Some of the earliest surviving Indian philosophical texts are the Upanishads of the  later vedic period(1000–500 BCE), which are considered to preserve the ideas of Brahmanism Indian philosophical traditions are commonly grouped according to their relationship to the Vedas and the ideas contained in them. Jainism and Buddhism originated at the end of the vedic period, while the various traditions grouped under Hinduism mostly emerged after the Vedic period as independent traditions. Hindus generally classify Indian philosophical traditions as either orthodox (astika) or heterodox (nastika) depending on whether they accept the authority of the vedas and the theories of  brahman and atman found therein.


At its core the study of metaphysics is the study of the nature of reality, of what exists in the world, what it is like, and how it is ordered. In metaphysics philosophers wrestle with such questions as:

  • Is there a God?
  • What is truth?
  • What is a person? What makes a person the same through time?
  • Is the world strictly composed of matter?
  • Do people have minds? If so, how is the mind related to the body?
  • Do people have free wills?
  • What is it for one event to cause another?
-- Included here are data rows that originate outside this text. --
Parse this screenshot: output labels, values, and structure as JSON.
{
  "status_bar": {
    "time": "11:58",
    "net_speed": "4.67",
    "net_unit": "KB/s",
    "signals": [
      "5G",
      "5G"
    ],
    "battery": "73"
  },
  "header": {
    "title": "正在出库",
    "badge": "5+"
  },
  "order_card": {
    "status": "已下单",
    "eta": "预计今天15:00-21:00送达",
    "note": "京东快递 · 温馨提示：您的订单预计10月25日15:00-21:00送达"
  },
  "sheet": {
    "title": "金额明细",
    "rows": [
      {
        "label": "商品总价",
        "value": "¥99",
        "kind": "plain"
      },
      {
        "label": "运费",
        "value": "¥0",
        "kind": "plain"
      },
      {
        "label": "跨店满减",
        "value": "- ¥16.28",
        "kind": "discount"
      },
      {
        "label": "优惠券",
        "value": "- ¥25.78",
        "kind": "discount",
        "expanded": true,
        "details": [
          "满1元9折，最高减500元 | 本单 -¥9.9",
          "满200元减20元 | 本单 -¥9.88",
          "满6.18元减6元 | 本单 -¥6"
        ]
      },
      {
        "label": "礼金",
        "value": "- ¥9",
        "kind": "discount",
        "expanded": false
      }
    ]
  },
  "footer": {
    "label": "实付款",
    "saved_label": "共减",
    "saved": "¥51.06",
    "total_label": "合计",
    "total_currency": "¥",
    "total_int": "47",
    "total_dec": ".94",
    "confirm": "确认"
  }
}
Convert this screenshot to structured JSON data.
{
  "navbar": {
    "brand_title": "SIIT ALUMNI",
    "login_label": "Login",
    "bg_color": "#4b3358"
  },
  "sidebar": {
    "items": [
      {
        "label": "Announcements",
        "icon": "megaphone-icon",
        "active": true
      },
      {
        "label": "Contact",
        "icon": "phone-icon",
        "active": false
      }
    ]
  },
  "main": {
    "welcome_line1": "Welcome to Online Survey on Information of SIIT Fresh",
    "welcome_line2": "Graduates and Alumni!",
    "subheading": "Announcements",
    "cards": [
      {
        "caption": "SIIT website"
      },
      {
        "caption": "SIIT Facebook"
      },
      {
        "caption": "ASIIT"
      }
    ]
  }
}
Epistemology is the study of knowledge. It is primarily concerned with what we can know about the world and how we can know it. Typical questions of concern in epistemology are:

  • What is knowledge?
  • Do we know anything at all?
  • How do we know what we know?
  • Can we be justified in claiming to know certain things?


The study of ethics often concerns what we ought to do and what it would be best to do. In struggling with this issue, larger questions about what is good and right arise. So, the ethicist attempts to answer such questions as:

  • What is good? What makes actions or people good?
  • What is right? What makes actions right?
  • Is morality objective or subjective?
  • How should I treat others?


Another important aspect of the study of philosophy is the arguments or reasons given for people’s answers to these questions. To this end philosophers employ logic to study the nature and structure of arguments. Logicians ask such questions as:

  • What constitutes “good” or “bad” reasoning?
  • How do we determine whether a given piece of reasoning is good or bad?

History of Philosophy

The study of philosophy involves not only forming one’s own answers to such questions, but also seeking to understand the way in which people have answered such questions in the past. So, a significant part of philosophy is its history, a history of answers and arguments about these very questions. In studying the history of philosophy one explores the ideas of such historical figures as:


What often motivates the study of philosophy is not merely the answers or arguments themselves but whether or not the arguments are good and the answers are true. Moreover, many of the questions and issues in the various areas of philosophy overlap and in some cases even converge. Thus, philosophical questions arise in almost every discipline. This is why philosophy also encompasses such areas as:

Philosophy of LawPhilosophy of Feminism
Philosophy of ReligionPhilosophy of Science
Philosophy of MindPhilosophy of Literature
Political PhilosophyPhilosophy of the Arts
Philosophy of HistoryPhilosophy of Language